Israeli Consul General to New England: Trump Still a Friend to Israel
Even as Jewish leaders in America condemn Donald Trump’s appointment of Breitbart News’ Steve Bannon, Israel’s Consul General to New England, Yehuda Yaakov, says the President-Elect and those surrounding him remain friends of Israel.
“The Prime Minister’s had a conversation with President-Elect Trump, and following that conversation, he emphasized that the President-Elect expressed a very deep friendship for Israel, which has characterized both him and the team around him for years,” Yaakov said in a phone interview Monday.
When asked if he was worried by either Bannon’s appointment to a senior adviser and strategist role in Trump’s White House team, or the antisemitic website he helped build into the nexus of the so-called “alt-right” movement it is today, Yaakov deferred to Prime Minister Benjamin Netanyahu’s remarks on the subject.
“We aren’t a part of the domestic debate. President-Elect Trump has shown his friendship for Israel over time—both him, and the people around him,” Yaakov added.

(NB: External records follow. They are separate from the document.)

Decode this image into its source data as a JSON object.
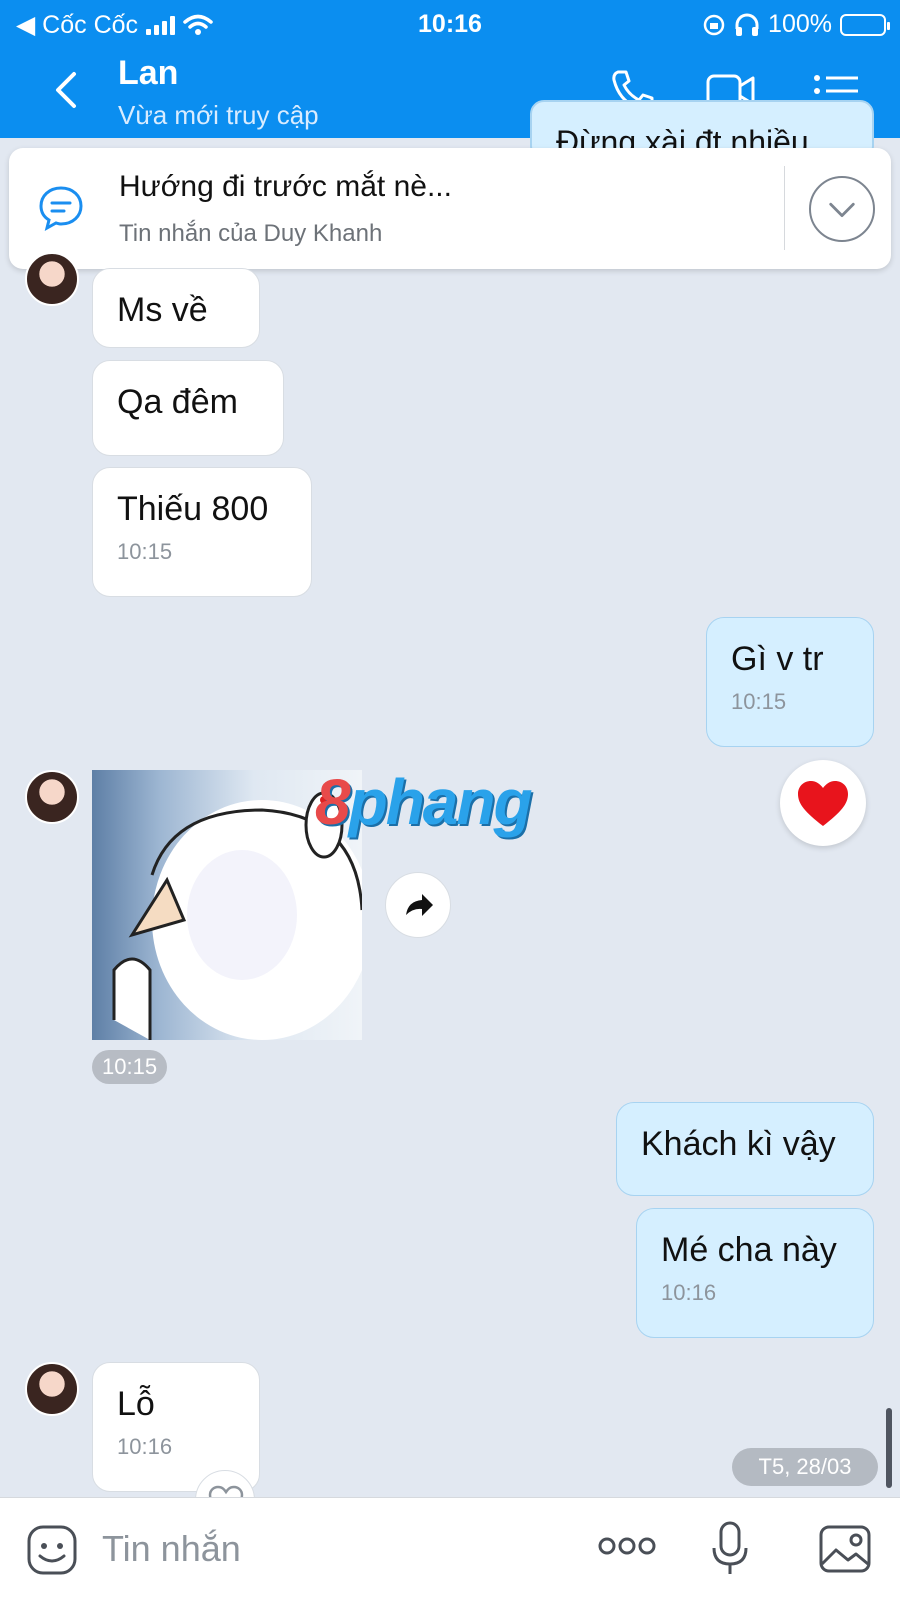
{
  "status_bar": {
    "back_app": "◀ Cốc Cốc",
    "time": "10:16",
    "battery": "100%"
  },
  "header": {
    "name": "Lan",
    "subtitle": "Vừa mới truy cập"
  },
  "pinned": {
    "title": "Hướng đi trước mắt nè...",
    "subtitle": "Tin nhắn của Duy Khanh"
  },
  "peek_message": "Đừng xài đt nhiều",
  "messages": [
    {
      "dir": "in",
      "text": "Ms về",
      "time": ""
    },
    {
      "dir": "in",
      "text": "Qa đêm",
      "time": ""
    },
    {
      "dir": "in",
      "text": "Thiếu 800",
      "time": "10:15"
    },
    {
      "dir": "out",
      "text": "Gì v tr",
      "time": "10:15"
    },
    {
      "dir": "out",
      "text": "Khách kì vậy",
      "time": ""
    },
    {
      "dir": "out",
      "text": "Mé cha này",
      "time": "10:16"
    },
    {
      "dir": "in",
      "text": "Lỗ",
      "time": "10:16"
    }
  ],
  "sticker": {
    "time": "10:15",
    "watermark_a": "8",
    "watermark_b": "phang"
  },
  "date_pill": "T5, 28/03",
  "composer": {
    "placeholder": "Tin nhắn"
  },
  "colors": {
    "header": "#0b8ef0",
    "outgoing": "#d5efff",
    "incoming": "#ffffff",
    "background": "#e2e8f1"
  }
}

In the wake of Trump’s upset over Democratic challenger Hillary Clinton last week, Netanyahu called on government officials to refrain from commenting on the prospect of his presidency. Netanyahu was one of the first foreign leaders Trump called after winning the contentious election last week.
“President-elect Trump is a true friend of the State of Israel and I look forward to working with him to advance security, stability and peace in our region,” Netanyahu said in a statement. On Facebook, the Prime Minister said that Melania Trump and Sara Netanyahu also shared a “heartfelt and warm” phone conversation.
“[They] discussed the great challenge of raising children under the spotlight that accompanies their fathers who were elected as world leaders. Additionally, they discussed the great importance of emphasizing family time as part of their role as mothers in order to enable their children to grow up in a normal way like all their friends,” Netanyahu said.
Jewish organizations in America, from the Anti-Defamation League to the National Jewish Democratic Committee, have rebuked Trump’s appointment of Bannon, whose ex-wife said in sworn affidavits that he didn’t want his twin daughters attending an elite Los Angeles private school with “whiny brat” Jews. Bannon has denied this.
“It is a sad day when a man who presided over the premier website of the ‘alt-right’—a loose-knit group of white nationalists and unabashed anti-Semites and racists—is slated to be a senior staff member in the ‘people’s house,’” said ADL CEO Jonathan Greenblatt in a statement.
The American Israeli Public Affairs Committee (AIPAC) was reportedly “privately apoplectic” at Bannon’s appointment, but refused to make a statement as a matter of policy.
AIPAC will not comment on appointment of Steve Bannon due to “long-standing policy of not taking positions on presidential appointments”
— Nathan Guttman (@nathanguttman) November 14, 2016
“We have a very good relationship with our friends in the wider community,” Yaakov said. “They’re going to express whatever opinion they’re going to express, and we’re going to have to leave it at that. It’s certainly not my place to comment.”